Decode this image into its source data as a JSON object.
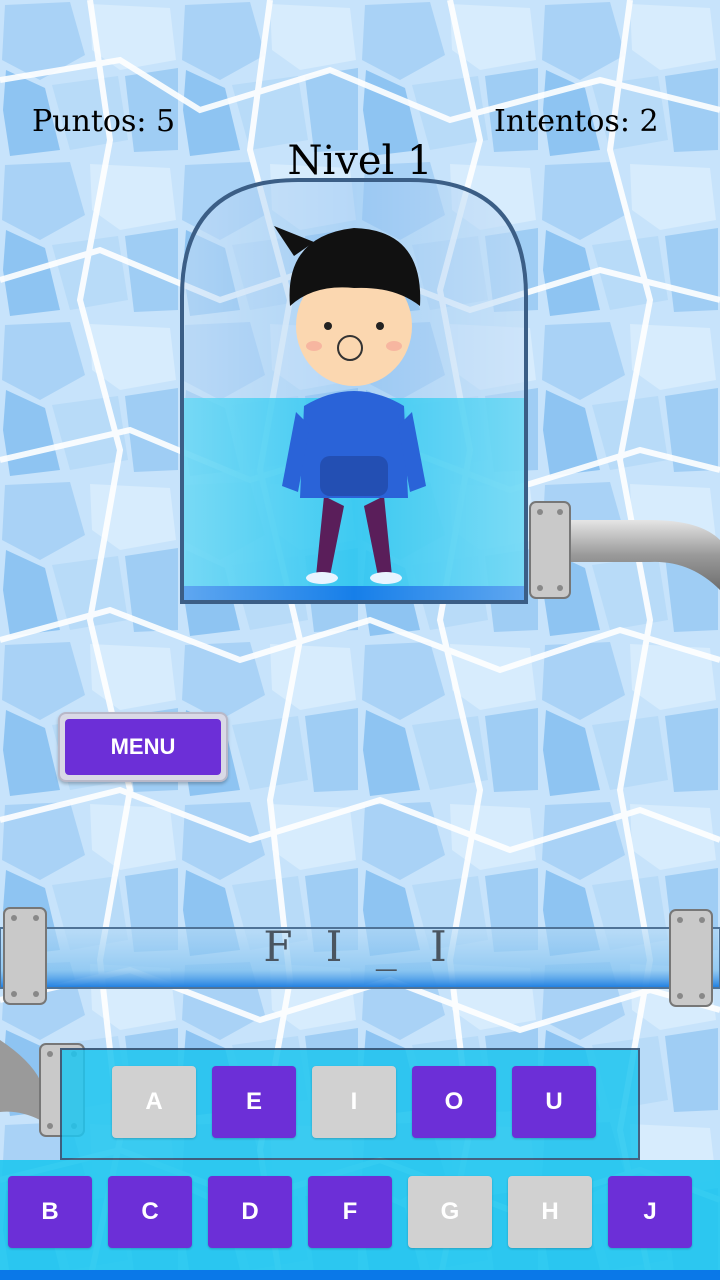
{
  "hud": {
    "score_label": "Puntos: 5",
    "attempts_label": "Intentos: 2",
    "level_label": "Nivel 1"
  },
  "menu": {
    "label": "MENU"
  },
  "word": {
    "display": "F I _ I"
  },
  "keyboard": {
    "vowels": [
      {
        "letter": "A",
        "used": true
      },
      {
        "letter": "E",
        "used": false
      },
      {
        "letter": "I",
        "used": true
      },
      {
        "letter": "O",
        "used": false
      },
      {
        "letter": "U",
        "used": false
      }
    ],
    "consonants": [
      {
        "letter": "B",
        "used": false
      },
      {
        "letter": "C",
        "used": false
      },
      {
        "letter": "D",
        "used": false
      },
      {
        "letter": "F",
        "used": false
      },
      {
        "letter": "G",
        "used": true
      },
      {
        "letter": "H",
        "used": true
      },
      {
        "letter": "J",
        "used": false
      }
    ]
  },
  "colors": {
    "key_active": "#6c2fd7",
    "key_used": "#d1d1d1",
    "water": "#1fc6f0",
    "background": "#bcdcf6"
  }
}
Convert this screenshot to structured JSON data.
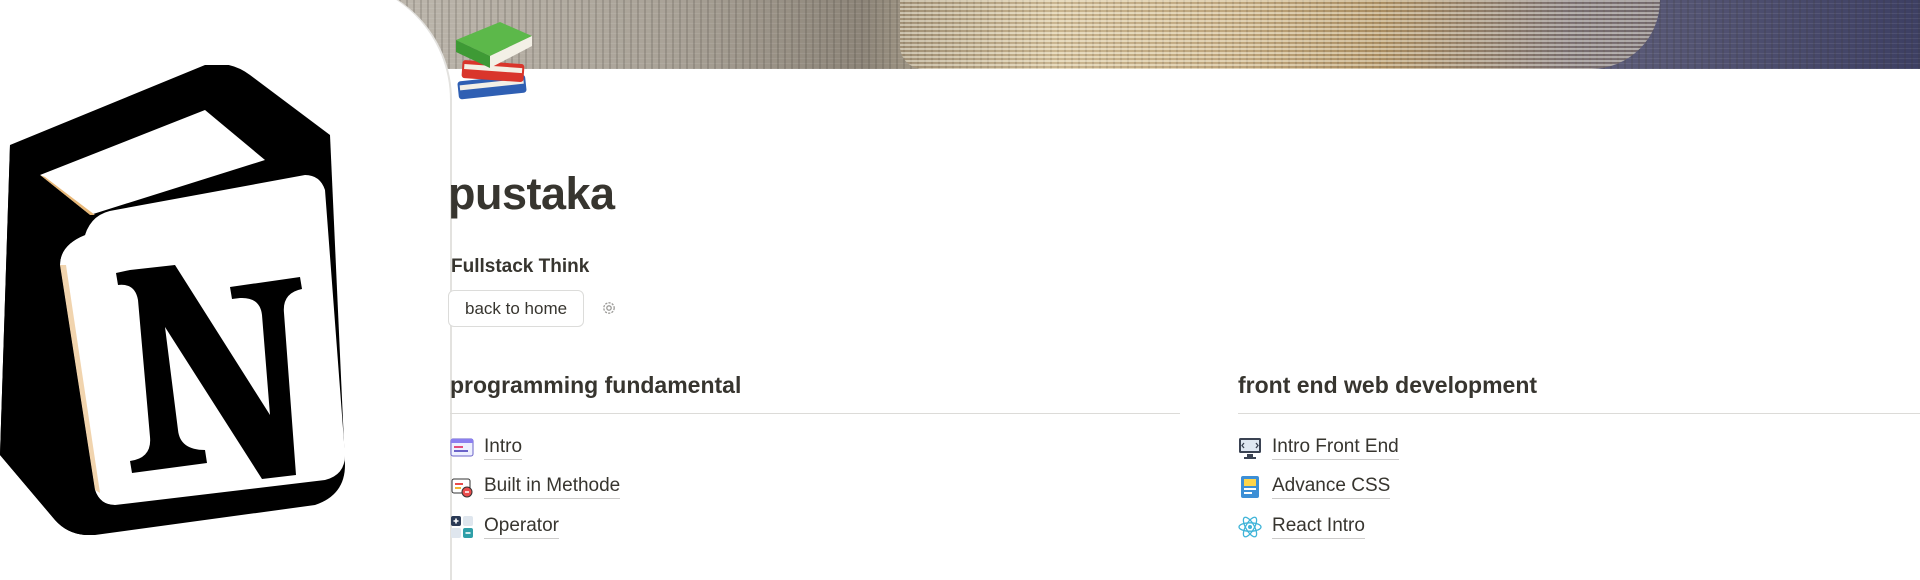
{
  "page": {
    "title": "pustaka",
    "subtitle": "Fullstack Think",
    "button_label": "back to home",
    "page_icon": "books-icon"
  },
  "sections": [
    {
      "heading": "programming fundamental",
      "items": [
        {
          "label": "Intro",
          "icon": "browser-window-icon"
        },
        {
          "label": "Built in Methode",
          "icon": "toolbox-icon"
        },
        {
          "label": "Operator",
          "icon": "calculator-symbols-icon"
        }
      ]
    },
    {
      "heading": "front end web development",
      "items": [
        {
          "label": "Intro Front End",
          "icon": "monitor-code-icon"
        },
        {
          "label": "Advance CSS",
          "icon": "css-file-icon"
        },
        {
          "label": "React Intro",
          "icon": "react-atom-icon"
        }
      ]
    }
  ],
  "colors": {
    "text": "#37352f",
    "divider": "#dcdbd8",
    "background": "#ffffff"
  }
}
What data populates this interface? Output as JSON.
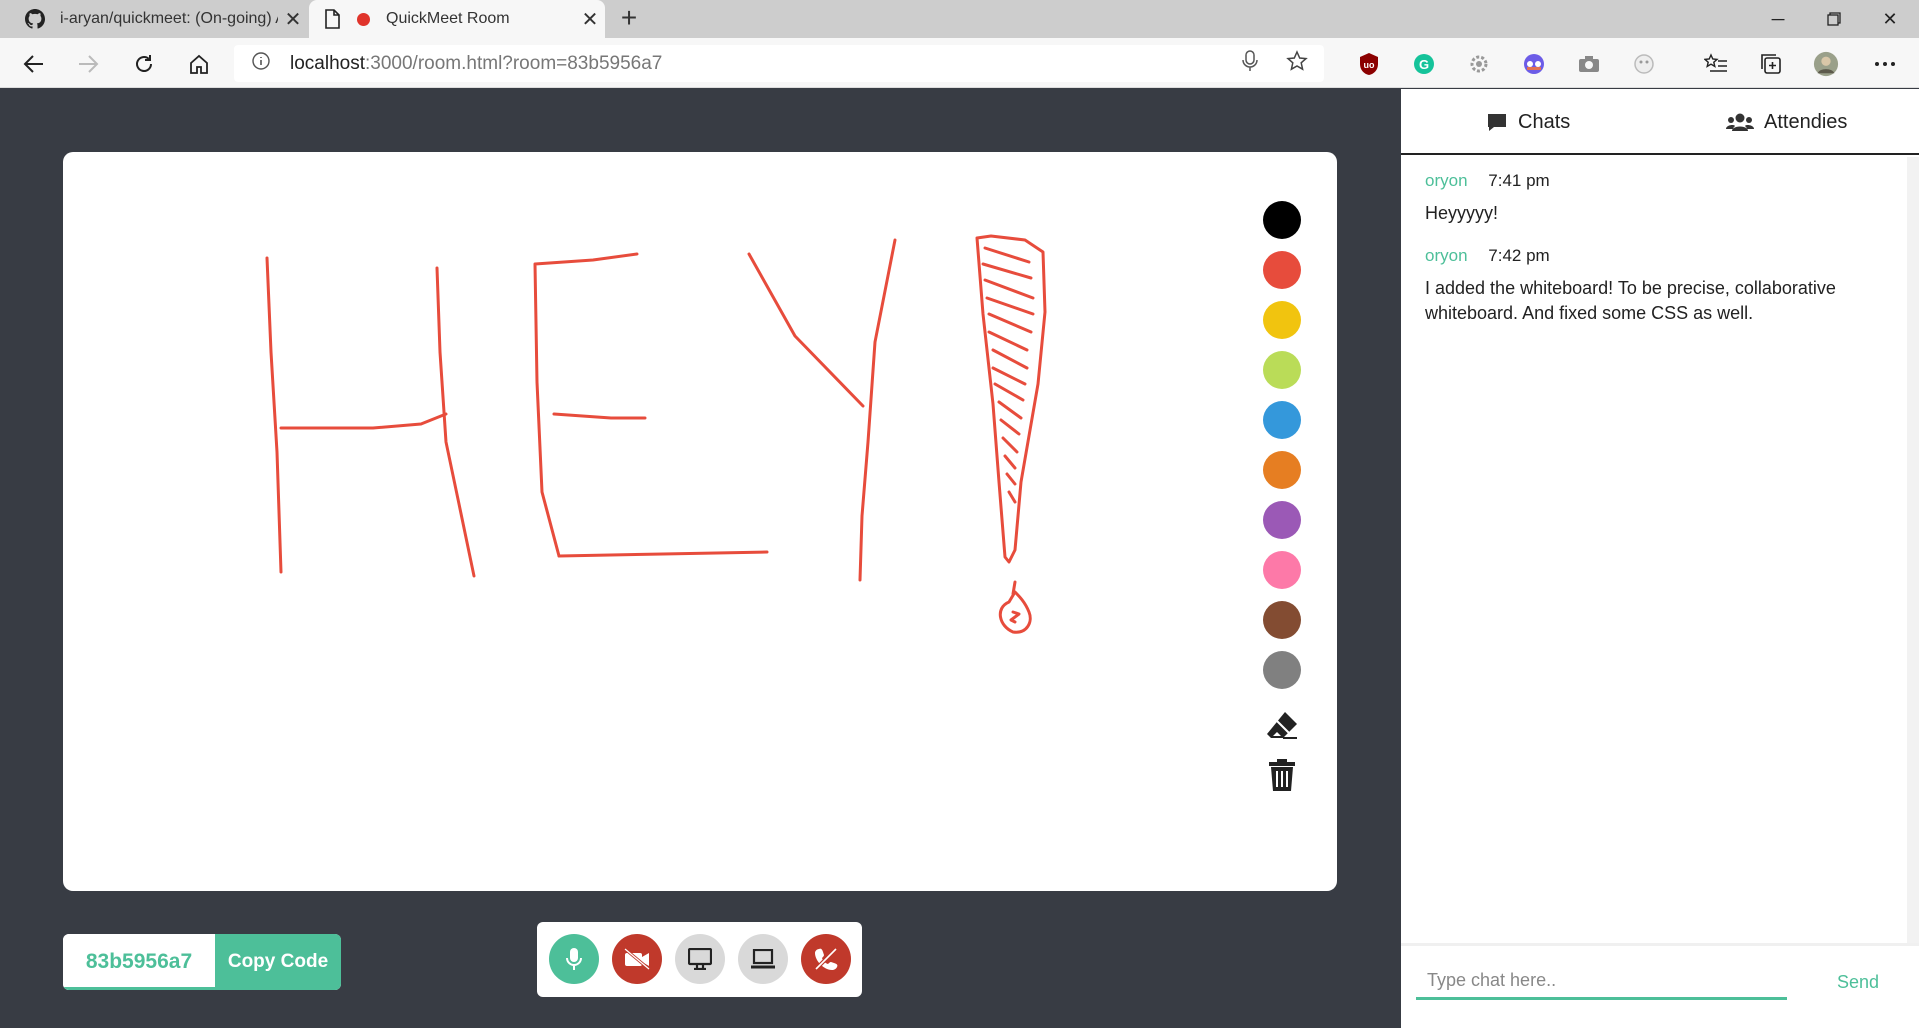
{
  "browser": {
    "tabs": [
      {
        "title": "i-aryan/quickmeet: (On-going) A",
        "active": false,
        "icon": "github-icon"
      },
      {
        "title": "QuickMeet Room",
        "active": true,
        "icon": "page-icon"
      }
    ],
    "url_host": "localhost",
    "url_rest": ":3000/room.html?room=83b5956a7"
  },
  "whiteboard": {
    "palette": [
      "#000000",
      "#e74c3c",
      "#f1c40f",
      "#badc58",
      "#3498db",
      "#e67e22",
      "#9b59b6",
      "#fd79a8",
      "#834c32",
      "#808080"
    ],
    "stroke_color": "#e74c3c"
  },
  "room": {
    "code": "83b5956a7",
    "copy_label": "Copy Code"
  },
  "panel": {
    "tabs": [
      {
        "label": "Chats",
        "icon": "comment-icon"
      },
      {
        "label": "Attendies",
        "icon": "users-icon"
      }
    ],
    "messages": [
      {
        "author": "oryon",
        "time": "7:41 pm",
        "text": "Heyyyyy!"
      },
      {
        "author": "oryon",
        "time": "7:42 pm",
        "text": "I added the whiteboard! To be precise, collaborative whiteboard. And fixed some CSS as well."
      }
    ],
    "input_placeholder": "Type chat here..",
    "send_label": "Send"
  },
  "colors": {
    "accent": "#4dbf99",
    "background": "#383c44",
    "danger": "#c0392b"
  }
}
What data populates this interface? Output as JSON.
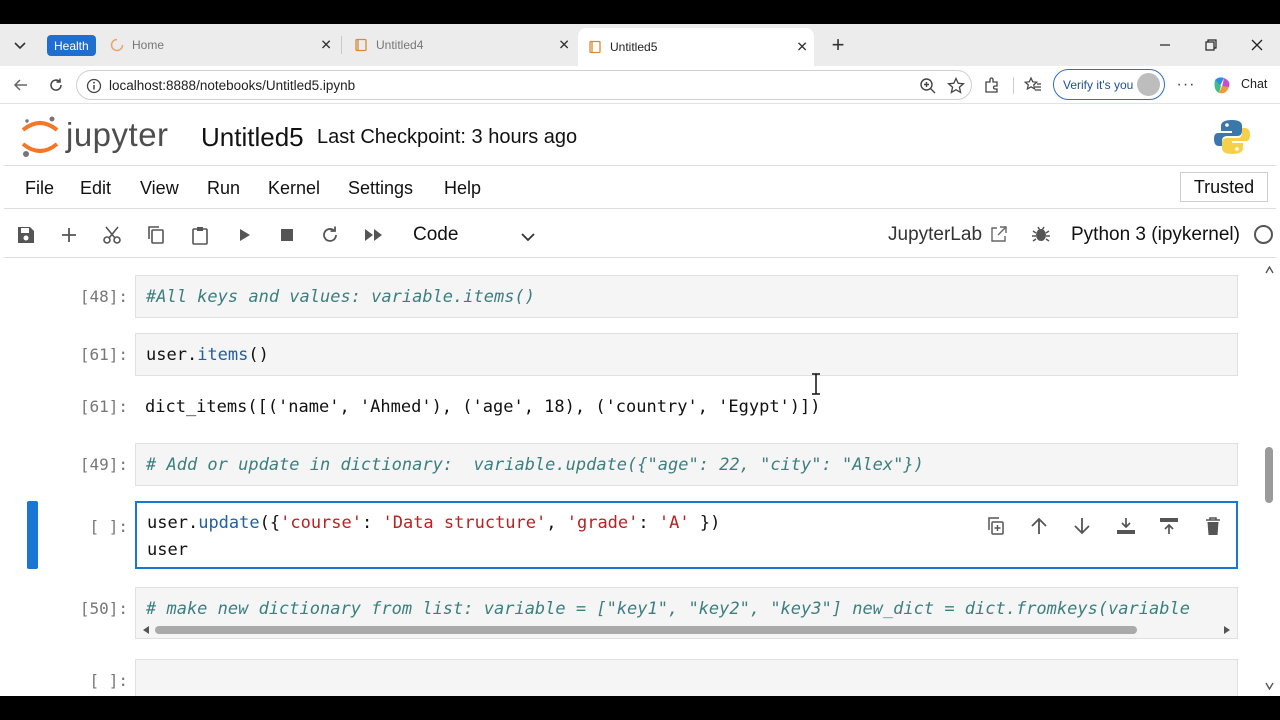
{
  "browser": {
    "health_badge": "Health",
    "tabs": [
      {
        "label": "Home"
      },
      {
        "label": "Untitled4"
      },
      {
        "label": "Untitled5"
      }
    ],
    "url": "localhost:8888/notebooks/Untitled5.ipynb",
    "verify_label": "Verify it's you",
    "chat_label": "Chat"
  },
  "jupyter": {
    "logo_text": "jupyter",
    "notebook_title": "Untitled5",
    "checkpoint": "Last Checkpoint: 3 hours ago",
    "menu": [
      "File",
      "Edit",
      "View",
      "Run",
      "Kernel",
      "Settings",
      "Help"
    ],
    "trusted_label": "Trusted",
    "cell_type": "Code",
    "jupyterlab_label": "JupyterLab",
    "kernel_name": "Python 3 (ipykernel)"
  },
  "cells": {
    "c1": {
      "prompt": "[48]:",
      "text": "#All keys and values: variable.items()"
    },
    "c2": {
      "prompt": "[61]:",
      "obj": "user",
      "dot": ".",
      "method": "items",
      "tail": "()"
    },
    "c2_out": {
      "prompt": "[61]:",
      "text": "dict_items([('name', 'Ahmed'), ('age', 18), ('country', 'Egypt')])"
    },
    "c3": {
      "prompt": "[49]:",
      "text": "# Add or update in dictionary:  variable.update({\"age\": 22, \"city\": \"Alex\"})"
    },
    "c4": {
      "prompt": "[ ]:",
      "l1_obj": "user",
      "l1_dot": ".",
      "l1_method": "update",
      "l1_open": "({",
      "l1_s1": "'course'",
      "l1_colon1": ": ",
      "l1_s2": "'Data structure'",
      "l1_comma": ", ",
      "l1_s3": "'grade'",
      "l1_colon2": ": ",
      "l1_s4": "'A'",
      "l1_close": " })",
      "l2": "user"
    },
    "c5": {
      "prompt": "[50]:",
      "text": "# make new dictionary from list: variable = [\"key1\", \"key2\", \"key3\"] new_dict = dict.fromkeys(variable"
    },
    "c6": {
      "prompt": "[ ]:"
    }
  },
  "colors": {
    "accent": "#1976d2",
    "comment": "#3d7f7f",
    "string": "#ba2121",
    "method": "#2060a0",
    "health_badge": "#1f6fd0"
  }
}
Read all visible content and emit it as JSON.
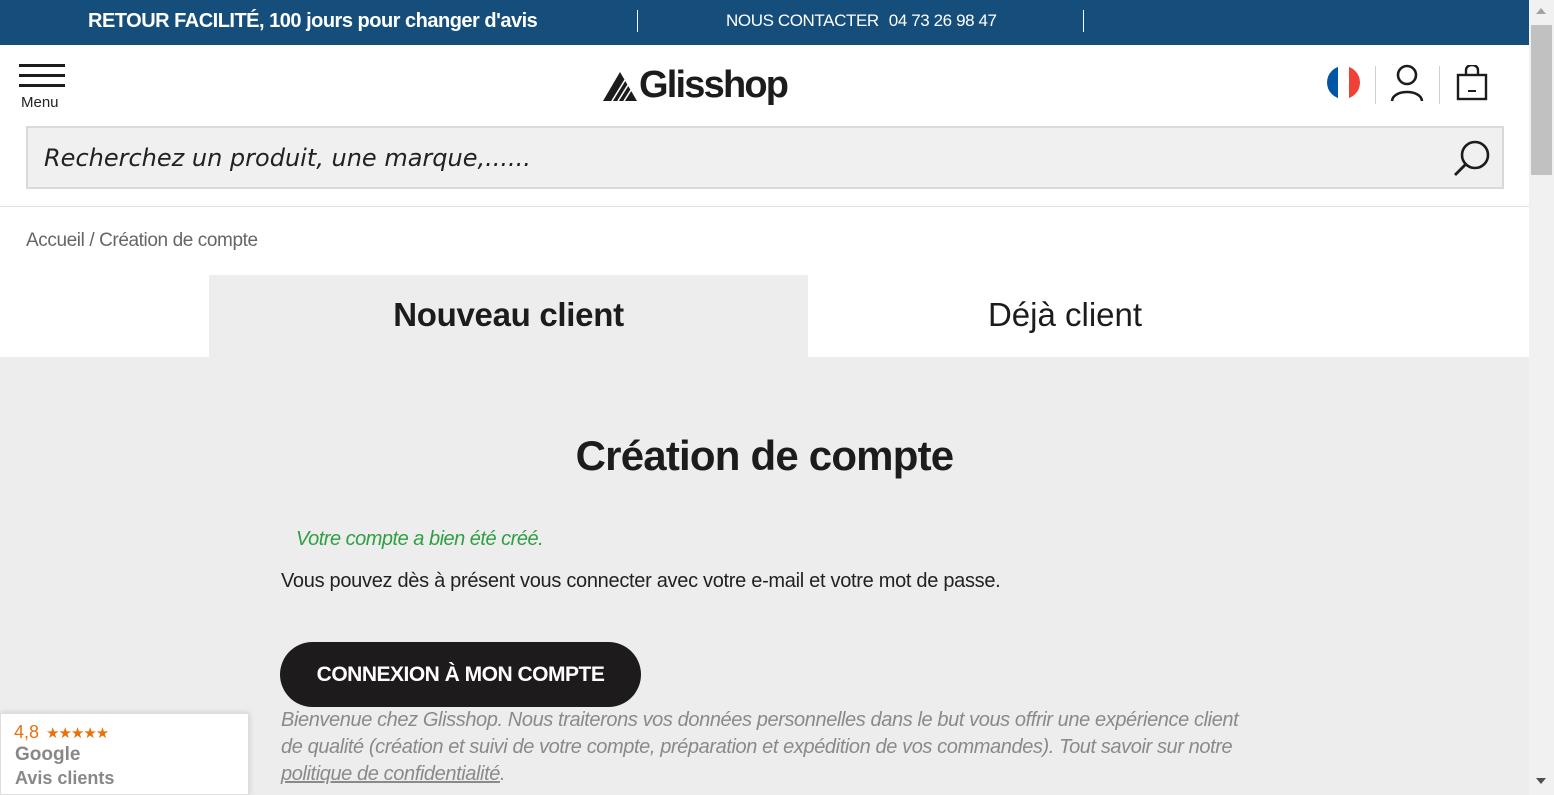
{
  "topbar": {
    "promo": "RETOUR FACILITÉ, 100 jours pour changer d'avis",
    "contact_label": "NOUS CONTACTER",
    "phone": "04 73 26 98 47"
  },
  "header": {
    "menu_label": "Menu",
    "logo_text": "Glisshop",
    "flag_colors": [
      "#0055a4",
      "#ffffff",
      "#ef4135"
    ]
  },
  "search": {
    "placeholder": "Recherchez un produit, une marque,......",
    "icon": "search-icon"
  },
  "breadcrumb": "Accueil / Création de compte",
  "tabs": [
    {
      "label": "Nouveau client",
      "active": true
    },
    {
      "label": "Déjà client",
      "active": false
    }
  ],
  "main": {
    "title": "Création de compte",
    "success": "Votre compte a bien été créé.",
    "info": "Vous pouvez dès à présent vous connecter avec votre e-mail et votre mot de passe.",
    "login_button": "CONNEXION À MON COMPTE",
    "privacy_text": "Bienvenue chez Glisshop. Nous traiterons vos données personnelles dans le but vous offrir une expérience client de qualité (création et suivi de votre compte, préparation et expédition de vos commandes). Tout savoir sur notre ",
    "privacy_link": "politique de confidentialité",
    "privacy_end": "."
  },
  "google_badge": {
    "rating": "4,8",
    "stars": "★★★★★",
    "brand": "Google",
    "label": "Avis clients"
  },
  "colors": {
    "topbar": "#154e7a",
    "panel": "#eeeded",
    "success": "#2f9e44",
    "button": "#1e1b1c",
    "rating": "#e8710a"
  }
}
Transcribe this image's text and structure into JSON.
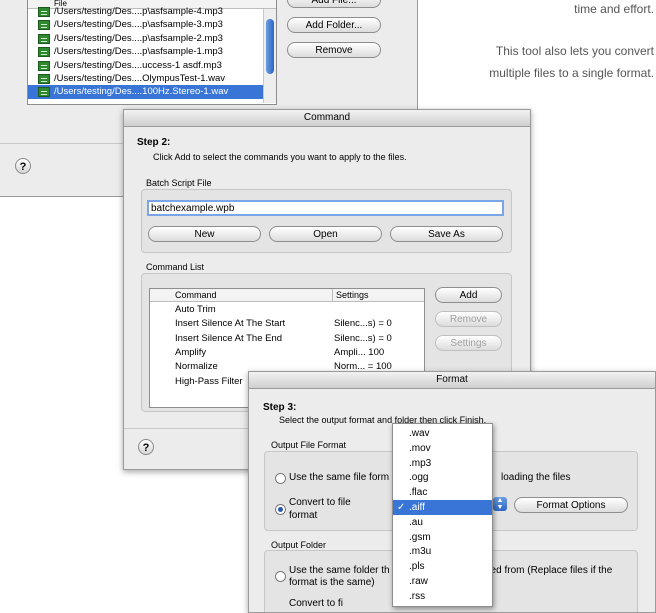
{
  "marketing": {
    "line1": "time and effort.",
    "line2": "This tool also lets you convert",
    "line3": "multiple files to a single format."
  },
  "files_window": {
    "column_header": "File",
    "files": [
      "/Users/testing/Des....p\\asfsample-4.mp3",
      "/Users/testing/Des....p\\asfsample-3.mp3",
      "/Users/testing/Des....p\\asfsample-2.mp3",
      "/Users/testing/Des....p\\asfsample-1.mp3",
      "/Users/testing/Des....uccess-1  asdf.mp3",
      "/Users/testing/Des....OlympusTest-1.wav",
      "/Users/testing/Des....100Hz.Stereo-1.wav"
    ],
    "selected_index": 6,
    "add_file": "Add File...",
    "add_folder": "Add Folder...",
    "remove": "Remove",
    "help": "?"
  },
  "command_window": {
    "title": "Command",
    "step_title": "Step 2:",
    "step_desc": "Click Add to select the commands you want to apply to the files.",
    "batch_label": "Batch Script File",
    "batch_value": "batchexample.wpb",
    "new": "New",
    "open": "Open",
    "save_as": "Save As",
    "command_list_label": "Command List",
    "col_command": "Command",
    "col_settings": "Settings",
    "commands": [
      {
        "name": "Auto Trim",
        "settings": ""
      },
      {
        "name": "Insert Silence At The Start",
        "settings": "Silenc...s) = 0"
      },
      {
        "name": "Insert Silence At The End",
        "settings": "Silenc...s) = 0"
      },
      {
        "name": "Amplify",
        "settings": "Ampli... 100"
      },
      {
        "name": "Normalize",
        "settings": "Norm... = 100"
      },
      {
        "name": "High-Pass Filter",
        "settings": ""
      }
    ],
    "add": "Add",
    "remove": "Remove",
    "settings": "Settings",
    "help": "?"
  },
  "format_window": {
    "title": "Format",
    "step_title": "Step 3:",
    "step_desc": "Select the output format and folder then click Finish.",
    "output_format_label": "Output File Format",
    "same_format": "Use the same file form",
    "same_format_tail": "loading the files",
    "convert_line1": "Convert to file",
    "convert_line2": "format",
    "format_options": "Format Options",
    "output_folder_label": "Output Folder",
    "same_folder_a": "Use the same folder th",
    "same_folder_b": "ded from (Replace files if the",
    "same_folder_c": "format is the same)",
    "convert_to_partial": "Convert to fi",
    "help": "?"
  },
  "format_menu": {
    "options": [
      ".wav",
      ".mov",
      ".mp3",
      ".ogg",
      ".flac",
      ".aiff",
      ".au",
      ".gsm",
      ".m3u",
      ".pls",
      ".raw",
      ".rss"
    ],
    "selected": ".aiff",
    "selected_index": 5,
    "check": "✓"
  }
}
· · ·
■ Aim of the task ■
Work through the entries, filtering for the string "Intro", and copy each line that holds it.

■ Answer section ■
          "label": "Intro",
          "label": "Intro Front End",
          "label": "React Intro",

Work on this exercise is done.